● **TASK DETAILS**
Output the entries underneath exactly as they are.

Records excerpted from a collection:

● ● ● ● ●

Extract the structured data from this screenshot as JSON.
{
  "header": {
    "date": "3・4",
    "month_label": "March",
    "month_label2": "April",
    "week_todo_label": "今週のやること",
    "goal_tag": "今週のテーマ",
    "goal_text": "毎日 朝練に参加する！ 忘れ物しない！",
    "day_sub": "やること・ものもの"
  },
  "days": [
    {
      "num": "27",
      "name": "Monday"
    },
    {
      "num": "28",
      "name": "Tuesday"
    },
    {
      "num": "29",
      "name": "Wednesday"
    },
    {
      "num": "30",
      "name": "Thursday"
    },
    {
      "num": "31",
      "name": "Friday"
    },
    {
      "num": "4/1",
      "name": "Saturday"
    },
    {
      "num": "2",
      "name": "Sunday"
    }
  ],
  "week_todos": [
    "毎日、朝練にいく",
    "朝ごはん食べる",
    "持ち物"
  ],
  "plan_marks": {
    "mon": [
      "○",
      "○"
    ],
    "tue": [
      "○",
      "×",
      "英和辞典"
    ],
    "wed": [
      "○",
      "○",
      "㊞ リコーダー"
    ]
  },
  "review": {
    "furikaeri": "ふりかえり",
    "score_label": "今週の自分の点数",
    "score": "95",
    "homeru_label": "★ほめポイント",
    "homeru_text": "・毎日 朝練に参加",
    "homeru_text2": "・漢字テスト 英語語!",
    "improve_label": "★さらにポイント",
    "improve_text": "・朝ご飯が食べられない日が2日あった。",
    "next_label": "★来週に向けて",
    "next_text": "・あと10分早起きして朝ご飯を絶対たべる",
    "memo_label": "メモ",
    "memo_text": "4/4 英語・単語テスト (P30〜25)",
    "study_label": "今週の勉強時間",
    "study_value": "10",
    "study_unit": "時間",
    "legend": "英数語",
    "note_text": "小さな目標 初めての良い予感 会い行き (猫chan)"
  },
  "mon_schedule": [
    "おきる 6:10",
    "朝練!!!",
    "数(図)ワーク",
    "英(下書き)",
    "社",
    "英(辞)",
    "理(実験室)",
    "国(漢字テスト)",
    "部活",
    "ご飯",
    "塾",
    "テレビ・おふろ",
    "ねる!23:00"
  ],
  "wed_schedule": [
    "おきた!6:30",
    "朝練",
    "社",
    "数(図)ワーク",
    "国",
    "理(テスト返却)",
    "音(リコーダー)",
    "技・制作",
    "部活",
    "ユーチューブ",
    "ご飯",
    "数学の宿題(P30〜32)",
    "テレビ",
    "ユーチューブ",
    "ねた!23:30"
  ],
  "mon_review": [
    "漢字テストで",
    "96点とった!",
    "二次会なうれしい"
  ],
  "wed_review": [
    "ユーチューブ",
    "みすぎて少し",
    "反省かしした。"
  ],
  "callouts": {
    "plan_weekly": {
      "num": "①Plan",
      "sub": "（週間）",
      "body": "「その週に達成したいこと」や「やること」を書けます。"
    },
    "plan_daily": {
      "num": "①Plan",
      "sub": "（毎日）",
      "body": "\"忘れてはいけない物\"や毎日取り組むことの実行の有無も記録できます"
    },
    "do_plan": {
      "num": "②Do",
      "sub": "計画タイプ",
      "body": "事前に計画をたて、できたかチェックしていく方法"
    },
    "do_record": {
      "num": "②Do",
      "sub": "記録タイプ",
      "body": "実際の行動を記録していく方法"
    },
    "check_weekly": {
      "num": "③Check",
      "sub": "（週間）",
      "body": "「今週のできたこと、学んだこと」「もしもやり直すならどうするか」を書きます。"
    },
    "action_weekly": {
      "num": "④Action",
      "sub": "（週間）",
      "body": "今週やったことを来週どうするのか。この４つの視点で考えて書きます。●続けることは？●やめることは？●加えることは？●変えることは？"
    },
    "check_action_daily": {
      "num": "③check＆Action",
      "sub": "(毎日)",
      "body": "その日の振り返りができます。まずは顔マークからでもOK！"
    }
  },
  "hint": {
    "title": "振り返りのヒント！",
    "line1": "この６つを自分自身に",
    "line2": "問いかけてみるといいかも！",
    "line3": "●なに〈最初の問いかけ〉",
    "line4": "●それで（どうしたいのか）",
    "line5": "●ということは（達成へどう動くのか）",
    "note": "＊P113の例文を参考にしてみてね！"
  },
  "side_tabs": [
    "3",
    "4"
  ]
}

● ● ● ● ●

● **TASK OUTPUT**
Extract the structured data from this screenshot as JSON.
{
  "header": {
    "date": "3・4",
    "month_label": "March",
    "month_label2": "April",
    "week_todo_label": "今週のやること",
    "goal_tag": "今週のテーマ",
    "goal_text": "毎日 朝練に参加する！ 忘れ物しない！",
    "day_sub": "やること・ものもの"
  },
  "days": [
    {
      "num": "27",
      "name": "Monday"
    },
    {
      "num": "28",
      "name": "Tuesday"
    },
    {
      "num": "29",
      "name": "Wednesday"
    },
    {
      "num": "30",
      "name": "Thursday"
    },
    {
      "num": "31",
      "name": "Friday"
    },
    {
      "num": "4/1",
      "name": "Saturday"
    },
    {
      "num": "2",
      "name": "Sunday"
    }
  ],
  "week_todos": [
    "毎日、朝練にいく",
    "朝ごはん食べる",
    "持ち物"
  ],
  "plan_marks": {
    "mon": [
      "○",
      "○"
    ],
    "tue": [
      "○",
      "×",
      "英和辞典"
    ],
    "wed": [
      "○",
      "○",
      "㊞ リコーダー"
    ]
  },
  "review": {
    "furikaeri": "ふりかえり",
    "score_label": "今週の自分の点数",
    "score": "95",
    "homeru_label": "★ほめポイント",
    "homeru_text": "・毎日 朝練に参加",
    "homeru_text2": "・漢字テスト 英語語!",
    "improve_label": "★さらにポイント",
    "improve_text": "・朝ご飯が食べられない日が2日あった。",
    "next_label": "★来週に向けて",
    "next_text": "・あと10分早起きして朝ご飯を絶対たべる",
    "memo_label": "メモ",
    "memo_text": "4/4 英語・単語テスト (P30〜25)",
    "study_label": "今週の勉強時間",
    "study_value": "10",
    "study_unit": "時間",
    "legend": "英数語",
    "note_text": "小さな目標 初めての良い予感 会い行き (猫chan)"
  },
  "mon_schedule": [
    "おきる 6:10",
    "朝練!!!",
    "数(図)ワーク",
    "英(下書き)",
    "社",
    "英(辞)",
    "理(実験室)",
    "国(漢字テスト)",
    "部活",
    "ご飯",
    "塾",
    "テレビ・おふろ",
    "ねる!23:00"
  ],
  "wed_schedule": [
    "おきた!6:30",
    "朝練",
    "社",
    "数(図)ワーク",
    "国",
    "理(テスト返却)",
    "音(リコーダー)",
    "技・制作",
    "部活",
    "ユーチューブ",
    "ご飯",
    "数学の宿題(P30〜32)",
    "テレビ",
    "ユーチューブ",
    "ねた!23:30"
  ],
  "mon_review": [
    "漢字テストで",
    "96点とった!",
    "二次会なうれしい"
  ],
  "wed_review": [
    "ユーチューブ",
    "みすぎて少し",
    "反省かしした。"
  ],
  "callouts": {
    "plan_weekly": {
      "num": "①Plan",
      "sub": "（週間）",
      "body": "「その週に達成したいこと」や「やること」を書けます。"
    },
    "plan_daily": {
      "num": "①Plan",
      "sub": "（毎日）",
      "body": "\"忘れてはいけない物\"や毎日取り組むことの実行の有無も記録できます"
    },
    "do_plan": {
      "num": "②Do",
      "sub": "計画タイプ",
      "body": "事前に計画をたて、できたかチェックしていく方法"
    },
    "do_record": {
      "num": "②Do",
      "sub": "記録タイプ",
      "body": "実際の行動を記録していく方法"
    },
    "check_weekly": {
      "num": "③Check",
      "sub": "（週間）",
      "body": "「今週のできたこと、学んだこと」「もしもやり直すならどうするか」を書きます。"
    },
    "action_weekly": {
      "num": "④Action",
      "sub": "（週間）",
      "body": "今週やったことを来週どうするのか。この４つの視点で考えて書きます。●続けることは？●やめることは？●加えることは？●変えることは？"
    },
    "check_action_daily": {
      "num": "③check＆Action",
      "sub": "(毎日)",
      "body": "その日の振り返りができます。まずは顔マークからでもOK！"
    }
  },
  "hint": {
    "title": "振り返りのヒント！",
    "line1": "この６つを自分自身に",
    "line2": "問いかけてみるといいかも！",
    "line3": "●なに〈最初の問いかけ〉",
    "line4": "●それで（どうしたいのか）",
    "line5": "●ということは（達成へどう動くのか）",
    "note": "＊P113の例文を参考にしてみてね！"
  },
  "side_tabs": [
    "3",
    "4"
  ]
}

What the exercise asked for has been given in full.